The main draw of Inverness is the beauty of the surrounding Scottish Highlands, but join us first for a whistle-stop tour of the historic city
Breakfast on haggis
The Royal Highland Hotel. Credit: Alison White
Whether you plan to roam the hills or explore the city, any trip to Inverness should begin with a hearty breakfast at The Royal Highland Hotel. This former station hotel, with a stairwell that inspired the interior of the Titanic, opens daily for non-guests too. Opt for the “Full Scottish” to sample Tattie scones and haggis with your egg and bacon.
Step back in time
The open-air Highland Folk Museum gives a glimpse of Highland life dating back to the 18th century and the Jacobite Rebellions. A working farm and a reconstruction of a township settlement can be explored, while regular workshops, re-enactment weekends and Cèilidh trails add atmosphere to a visit.
Fire up your knowledge
With a working log fire crackling away at its heart, Leakey’s Bookshop has made the former Gaelic church a cosy destination. This is Scotland’s second largest secondhand bookstore and owner Charles Leakey has piled it high with choice novels and non-fiction.
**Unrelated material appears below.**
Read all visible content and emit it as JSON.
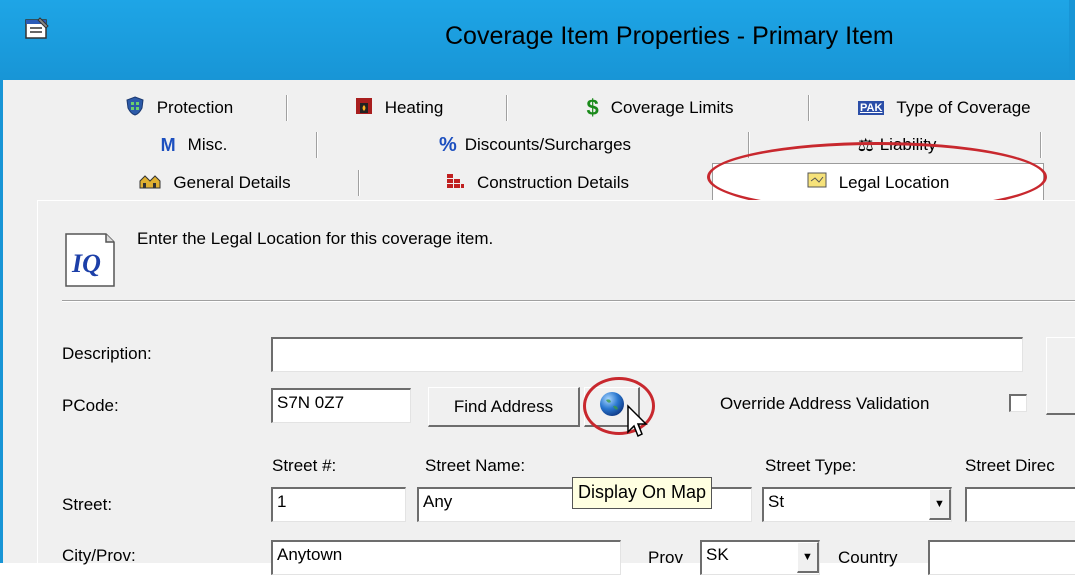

Pull up an armchair in the upstairs hardback section to browse before you buy.
Browse the art of the Highlands
Inverness Museum and Art Gallery mixes local art, archaeology and social history with a collection stretching back to 1881 and including Jane Nasmyth’s bucolic local landscape Loch Ness. The gallery’s café, Cobbs, is a popular spot for afternoon tea.
Explore your Scottish roots
Genealogy fans can explore their Scottish ancestry at the Highland Archive Centre with access to records dating back to the 14th century. With your roots revealed, head to the Hall of Names on Bridge Street to buy a family crest and the Highland House of Fraser on Huntly Street to find your clan tartan.
Take in a historic view
The current, sandstone Inverness Castle was built in 1836 but there have been fortifications on this site for almost 1,000 years. The north tower was recently converted into the Castle Viewpoint attraction, complete with drone footage guides, panels on local myths, and a 360-degree viewing platform at the top.
Dine by the river
The motto of River House’s chef-proprietor Allan Little is “keep it simple and let the ingredients do the talking”. His eaterie opposite the Greig Street Bridge does just that, specialising in prime Scottish beef and fresh local seafood chalked up on the special’s board each night.
Be entertained at the Palace
The Eden Court Theatre originally opened in 1976 in the grounds of what is now the Bishop’s Palace. While the old Victorian palace and the original listed theatre remain, a new contemporary arts centre was built a decade ago. November sees visits from the Scottish Ballet and Opera.
Break bread in church
The building that houses The Mustard Seed restaurant on Fraser Street was originally built as an independent chapel back in 1826, later serving as both a Congregational and a Free Presbyterian church. Today the classily converted interior is the perfect setting for sampling a menu big on Scottish produce. Look out for its equally excellent sister restaurant, The Kitchen Brasserie, too.
Enjoy a literary retreat
Early 20th-century Scottish author Neil M Gunn penned more than 20 celebrated, mostly Highlands-set novels and his former residence at Moyness House is now a homely B&B. Hens are kept in the extensive grounds, ensuring fresh eggs on the menu.
Sleep over in style
For the ultimate in overnight luxury, the boutique Rocpool is the city’s only five-star hotel and comes complete with a cocktail bar, hot tubs and emperor-size beds.
Escape to the Loch
The Loch Ness Country House Hotel is an imposing Georgian building on its own six-acre Highlands estate. Just two miles southwest of Inverness city centre, it’s the perfect stopover on the way to the monstrous Loch and beyond.